We are delighted to welcome the most recent addition to our Faculty bookshelf: today Prof. Ian Rutherford‘s monograph ‘State Pilgrims and Sacred Observers in Ancient Greece. A Study of Theōriā and Theōroi‘ has just been published by Cambridge University Press (also available as e-book):
From the blurb: ‘For at least a thousand years Greek cities took part in religious activities outside their territory by sending sacred delegates to represent them. The delegates are usually called theōroi, literally ‘observers’, and a delegation made up of theōroi, or the action of taking part in one, is called theōriā.
‘This is the first comprehensive study of theōroi and theōriā. It examines a number of key functions of theōroi and explains who served in this role and what their activities are likely to have been, both on the journey and at the sanctuary.

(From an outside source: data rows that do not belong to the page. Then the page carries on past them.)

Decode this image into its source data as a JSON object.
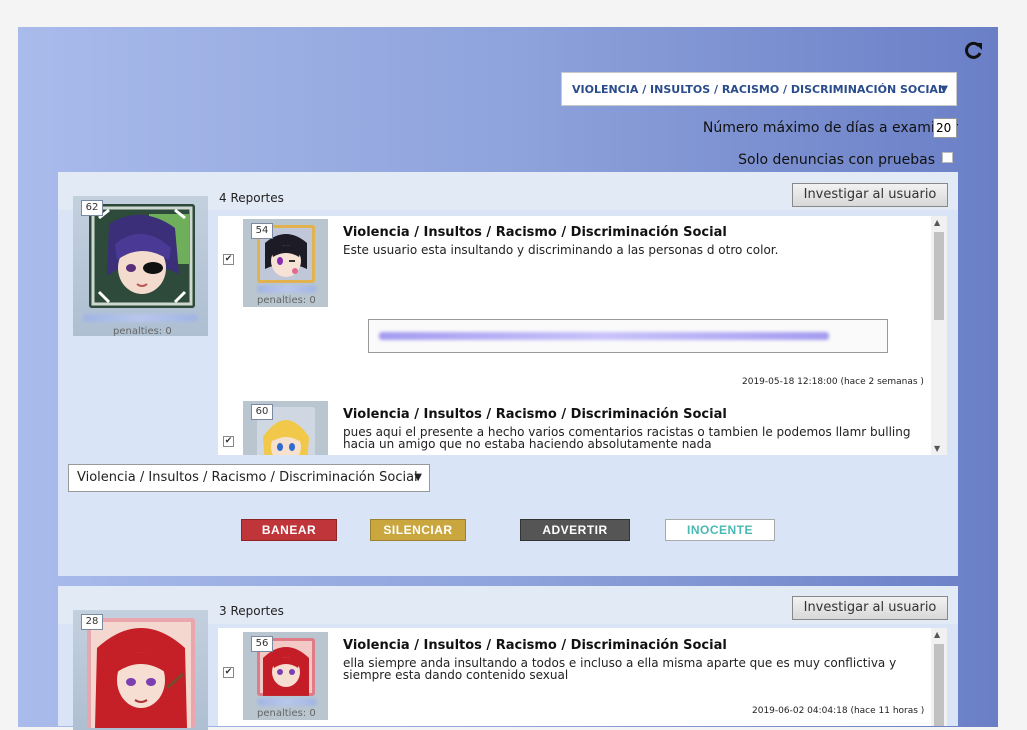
{
  "filters": {
    "category_selected": "VIOLENCIA / INSULTOS / RACISMO / DISCRIMINACIÓN SOCIAL",
    "max_days_label": "Número máximo de días a examinar",
    "max_days_value": "20",
    "proof_only_label": "Solo denuncias con pruebas",
    "proof_only_checked": false
  },
  "users": [
    {
      "level": "62",
      "penalties_label": "penalties: 0",
      "report_count_label": "4 Reportes",
      "investigate_label": "Investigar al usuario",
      "category_select": "Violencia / Insultos / Racismo / Discriminación Social",
      "reports": [
        {
          "reporter_level": "54",
          "reporter_penalties": "penalties: 0",
          "title": "Violencia / Insultos / Racismo / Discriminación Social",
          "text": "Este usuario esta insultando y discriminando a las personas d otro color.",
          "timestamp": "2019-05-18 12:18:00 (hace 2 semanas )",
          "checked": true
        },
        {
          "reporter_level": "60",
          "title": "Violencia / Insultos / Racismo / Discriminación Social",
          "text_line1": "pues aqui el presente a hecho varios comentarios racistas o tambien le podemos llamr bulling",
          "text_line2": "hacia un amigo que no estaba haciendo absolutamente nada",
          "checked": true
        }
      ],
      "actions": {
        "ban": "BANEAR",
        "silence": "SILENCIAR",
        "warn": "ADVERTIR",
        "innocent": "INOCENTE"
      }
    },
    {
      "level": "28",
      "report_count_label": "3 Reportes",
      "investigate_label": "Investigar al usuario",
      "reports": [
        {
          "reporter_level": "56",
          "reporter_penalties": "penalties: 0",
          "title": "Violencia / Insultos / Racismo / Discriminación Social",
          "text_line1": "ella siempre anda insultando a todos e incluso a ella misma aparte que es muy conflictiva y",
          "text_line2": "siempre esta dando contenido sexual",
          "timestamp": "2019-06-02 04:04:18 (hace 11 horas )",
          "checked": true
        }
      ]
    }
  ],
  "colors": {
    "ban": "#c0353a",
    "silence": "#c9a73e",
    "warn": "#555555",
    "innocent_text": "#4ab9b3",
    "accent_text": "#2a4c8c"
  },
  "icons": {
    "refresh": "refresh-icon",
    "dropdown": "chevron-down-icon"
  }
}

‘Other chapters discuss the diplomatic functions of theōroi, and what their activities tell us about the origins of the notion of Greek identity and about religious networks. Chapters are also devoted to the reception of the notion of theōriā in Greek philosophy and literature.
‘The book will be essential for all scholars and advanced students of ancient religion.’
Currently, Prof. Rutherford spends a year as Visiting Scholar at the Institute for the Study of the Ancient World at New York University, where he is working on his project ‘Hittite Texts and Greek Religion: Borrowing, Hybridity, Comparison‘.